## Goal of the exercise
Wherever the string "JSON" occurs in a line of these records, report that line.

───── Dataset extract

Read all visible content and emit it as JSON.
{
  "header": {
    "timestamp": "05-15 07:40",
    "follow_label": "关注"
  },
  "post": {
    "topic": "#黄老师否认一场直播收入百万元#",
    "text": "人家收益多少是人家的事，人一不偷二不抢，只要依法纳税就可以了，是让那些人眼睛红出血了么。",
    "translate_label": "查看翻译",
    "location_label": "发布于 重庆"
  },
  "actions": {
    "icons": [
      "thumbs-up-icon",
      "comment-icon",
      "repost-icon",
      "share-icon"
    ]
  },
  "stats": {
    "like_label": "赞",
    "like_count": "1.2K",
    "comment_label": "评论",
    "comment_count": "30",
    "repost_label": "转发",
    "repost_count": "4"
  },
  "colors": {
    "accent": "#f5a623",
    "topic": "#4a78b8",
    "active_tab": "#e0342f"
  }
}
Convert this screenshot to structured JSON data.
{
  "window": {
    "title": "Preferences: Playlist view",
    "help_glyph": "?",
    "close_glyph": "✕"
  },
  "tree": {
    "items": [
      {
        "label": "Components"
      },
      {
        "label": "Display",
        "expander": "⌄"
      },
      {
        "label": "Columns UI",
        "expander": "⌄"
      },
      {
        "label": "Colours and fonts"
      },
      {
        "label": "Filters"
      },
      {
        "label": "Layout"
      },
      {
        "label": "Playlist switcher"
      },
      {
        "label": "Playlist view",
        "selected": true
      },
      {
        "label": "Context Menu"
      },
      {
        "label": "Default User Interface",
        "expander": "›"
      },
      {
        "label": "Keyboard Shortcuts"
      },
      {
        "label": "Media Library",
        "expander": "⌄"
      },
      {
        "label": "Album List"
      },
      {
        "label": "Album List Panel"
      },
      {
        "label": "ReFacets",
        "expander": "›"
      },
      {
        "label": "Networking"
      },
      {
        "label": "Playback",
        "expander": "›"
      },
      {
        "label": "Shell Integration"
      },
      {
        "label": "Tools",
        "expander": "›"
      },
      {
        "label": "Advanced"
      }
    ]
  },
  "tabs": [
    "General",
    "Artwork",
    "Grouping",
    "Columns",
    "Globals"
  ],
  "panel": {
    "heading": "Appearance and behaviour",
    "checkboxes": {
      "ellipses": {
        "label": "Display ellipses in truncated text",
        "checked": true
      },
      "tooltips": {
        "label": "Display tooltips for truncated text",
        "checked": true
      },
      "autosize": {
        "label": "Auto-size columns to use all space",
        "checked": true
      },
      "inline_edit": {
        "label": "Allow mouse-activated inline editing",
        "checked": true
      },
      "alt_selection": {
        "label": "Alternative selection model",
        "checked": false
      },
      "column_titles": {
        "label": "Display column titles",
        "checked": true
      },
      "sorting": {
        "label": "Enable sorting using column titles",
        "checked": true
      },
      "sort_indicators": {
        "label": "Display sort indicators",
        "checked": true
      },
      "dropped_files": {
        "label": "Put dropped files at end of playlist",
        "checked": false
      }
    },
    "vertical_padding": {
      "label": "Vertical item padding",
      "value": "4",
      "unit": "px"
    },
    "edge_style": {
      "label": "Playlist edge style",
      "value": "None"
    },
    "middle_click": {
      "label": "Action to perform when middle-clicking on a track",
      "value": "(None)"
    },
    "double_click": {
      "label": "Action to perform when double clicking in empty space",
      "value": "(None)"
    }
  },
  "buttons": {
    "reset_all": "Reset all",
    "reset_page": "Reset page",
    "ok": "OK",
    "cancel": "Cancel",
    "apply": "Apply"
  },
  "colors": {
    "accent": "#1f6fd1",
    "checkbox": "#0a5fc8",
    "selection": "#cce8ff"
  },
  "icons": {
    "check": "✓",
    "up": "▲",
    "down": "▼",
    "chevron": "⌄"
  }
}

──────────

## Task result
Read all visible content and emit it as JSON.
Convert this screenshot to structured JSON data.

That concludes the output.